▶ _Exercise goal_:
Report every line of the records below that contains the word "Effects".

(Input for this task begins)

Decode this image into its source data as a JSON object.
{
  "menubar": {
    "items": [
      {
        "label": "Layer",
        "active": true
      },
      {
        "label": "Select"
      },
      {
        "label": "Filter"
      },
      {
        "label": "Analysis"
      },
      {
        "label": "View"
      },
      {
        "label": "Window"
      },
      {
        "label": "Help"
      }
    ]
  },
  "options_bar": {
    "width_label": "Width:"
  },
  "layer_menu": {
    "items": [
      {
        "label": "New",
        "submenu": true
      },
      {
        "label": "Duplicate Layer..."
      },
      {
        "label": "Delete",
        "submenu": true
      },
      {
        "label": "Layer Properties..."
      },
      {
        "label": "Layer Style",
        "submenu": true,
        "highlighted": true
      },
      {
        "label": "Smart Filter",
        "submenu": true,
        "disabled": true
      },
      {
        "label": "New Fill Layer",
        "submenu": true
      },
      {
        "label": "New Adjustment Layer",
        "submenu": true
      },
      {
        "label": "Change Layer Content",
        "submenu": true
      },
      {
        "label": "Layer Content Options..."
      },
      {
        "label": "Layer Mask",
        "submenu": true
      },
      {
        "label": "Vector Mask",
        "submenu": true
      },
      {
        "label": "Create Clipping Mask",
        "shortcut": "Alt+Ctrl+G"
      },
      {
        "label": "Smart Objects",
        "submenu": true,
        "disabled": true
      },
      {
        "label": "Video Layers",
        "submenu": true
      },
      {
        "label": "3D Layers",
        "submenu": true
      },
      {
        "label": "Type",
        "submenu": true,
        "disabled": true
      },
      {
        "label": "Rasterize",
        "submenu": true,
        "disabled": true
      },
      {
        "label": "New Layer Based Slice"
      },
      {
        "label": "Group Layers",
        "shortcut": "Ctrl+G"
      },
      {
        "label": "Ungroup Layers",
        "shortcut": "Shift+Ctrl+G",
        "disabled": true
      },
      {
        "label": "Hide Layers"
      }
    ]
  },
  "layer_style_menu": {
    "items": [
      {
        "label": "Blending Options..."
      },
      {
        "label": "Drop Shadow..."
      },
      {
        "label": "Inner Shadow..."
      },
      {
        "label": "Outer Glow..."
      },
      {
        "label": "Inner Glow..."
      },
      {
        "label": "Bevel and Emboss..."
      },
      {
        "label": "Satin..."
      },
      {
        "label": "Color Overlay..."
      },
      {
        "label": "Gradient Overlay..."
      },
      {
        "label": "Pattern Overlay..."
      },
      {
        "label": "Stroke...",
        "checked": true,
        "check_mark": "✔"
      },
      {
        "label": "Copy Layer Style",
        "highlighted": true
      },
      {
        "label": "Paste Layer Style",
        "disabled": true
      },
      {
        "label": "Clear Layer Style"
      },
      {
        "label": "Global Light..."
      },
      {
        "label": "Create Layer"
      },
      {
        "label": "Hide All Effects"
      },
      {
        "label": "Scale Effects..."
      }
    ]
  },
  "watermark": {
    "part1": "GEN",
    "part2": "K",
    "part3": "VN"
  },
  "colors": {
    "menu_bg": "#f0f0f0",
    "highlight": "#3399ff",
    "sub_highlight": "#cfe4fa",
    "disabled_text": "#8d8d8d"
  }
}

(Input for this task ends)

▶ _Task answer_:
        "label": "Hide All Effects"
        "label": "Scale Effects..."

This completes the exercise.